One twinkly-eyed stallholder cuts me dozens of slivers of different types of local cheese to try. We spend the next few days travelling around the country and encountering locals who are passionate about their regional ingredients. In the west of Macedonia is the picturesque hillside village of Janche, which sits within the breathtaking, wild beauty of Mavrovo National Park, overlooking the winding Radika river. Among its huddle of red-roofed, stone buildings is the Hotel Tutto, whose affable owner, Tefik ‘Tutto’ Tefikoski, is a member of the Slow Food Macedonia society. Tutto sets about preparing lunch, frying mushrooms – which he has helped forage – in oil and vinegar with garlic and peppers over the open fire. Already bubbling in a huge iron pot is kachamak, a dish made of cornflour and potato. We devour it with the peppery mushrooms and cooling sheep’s curds.
We watch dessert, a pita, or pastry pie, being prepared. The pastry is rolled out so finely it’s almost see-through. It’s layered, then coiled, like a snake, before being baked, with blackberries, under a metal dome covered in hot coals and ashes. After wolfing it down, I’m offered a shot of Tutto’s homemade rakija, the national firewater. A highlight is a side trip to Tikveš winery, where the climateandthesoilproducehigh-qualitygrapes.Varieties to look out for include red Vranac, Stanusina (both indigenous) and Merlot, while whites include Sauvignon Blanc.

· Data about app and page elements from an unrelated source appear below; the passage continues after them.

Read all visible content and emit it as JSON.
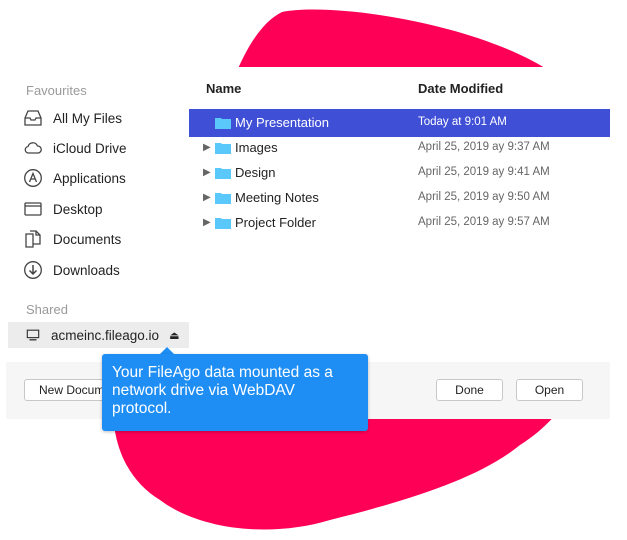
{
  "colors": {
    "blob": "#ff0057",
    "selection": "#3f4fd6",
    "tooltip": "#1e8ef5",
    "folder": "#5ac8fa"
  },
  "sidebar": {
    "favourites_label": "Favourites",
    "items": [
      {
        "label": "All My Files",
        "icon": "all-files-icon"
      },
      {
        "label": "iCloud Drive",
        "icon": "cloud-icon"
      },
      {
        "label": "Applications",
        "icon": "applications-icon"
      },
      {
        "label": "Desktop",
        "icon": "desktop-icon"
      },
      {
        "label": "Documents",
        "icon": "documents-icon"
      },
      {
        "label": "Downloads",
        "icon": "downloads-icon"
      }
    ],
    "shared_label": "Shared",
    "shared_item": {
      "label": "acmeinc.fileago.io",
      "icon": "computer-icon",
      "eject_icon": "eject-icon"
    }
  },
  "list": {
    "columns": {
      "name": "Name",
      "date": "Date Modified"
    },
    "rows": [
      {
        "name": "My Presentation",
        "date": "Today at 9:01 AM",
        "selected": true
      },
      {
        "name": "Images",
        "date": "April 25, 2019 ay 9:37 AM"
      },
      {
        "name": "Design",
        "date": "April 25, 2019 ay 9:41 AM"
      },
      {
        "name": "Meeting Notes",
        "date": "April 25, 2019 ay 9:50 AM"
      },
      {
        "name": "Project Folder",
        "date": "April 25, 2019 ay 9:57 AM"
      }
    ]
  },
  "footer": {
    "new_document": "New Document",
    "done": "Done",
    "open": "Open"
  },
  "tooltip": {
    "text": "Your FileAgo data mounted as a network drive via WebDAV protocol."
  }
}
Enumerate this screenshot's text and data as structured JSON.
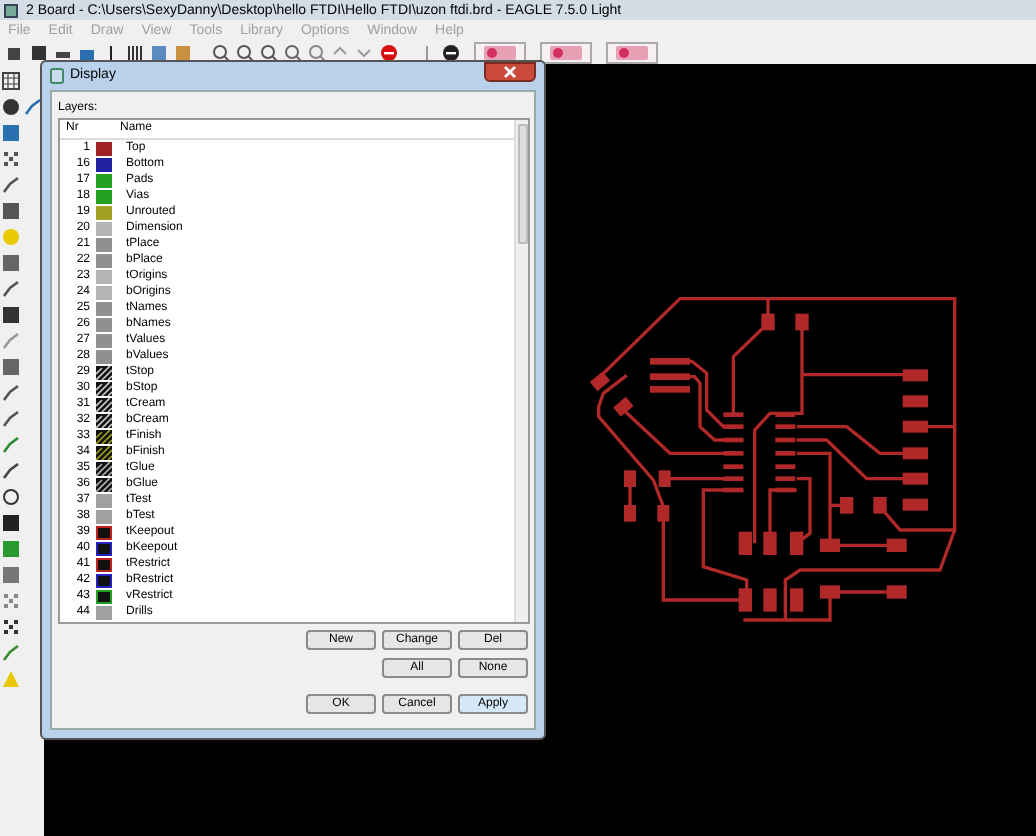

Our final stop is at the Unesco heritage town of Ohrid on the shores of the lake of the same name. The fish that live in it make for some intriguing dishes and after a night at a traditional villa-turned- guesthouse, we try a local fish-stew breakfast at a waterfront cafe we’ve sailed to. My delicious, lemony broth made with lake trout is a revelation – like Macedonia itself.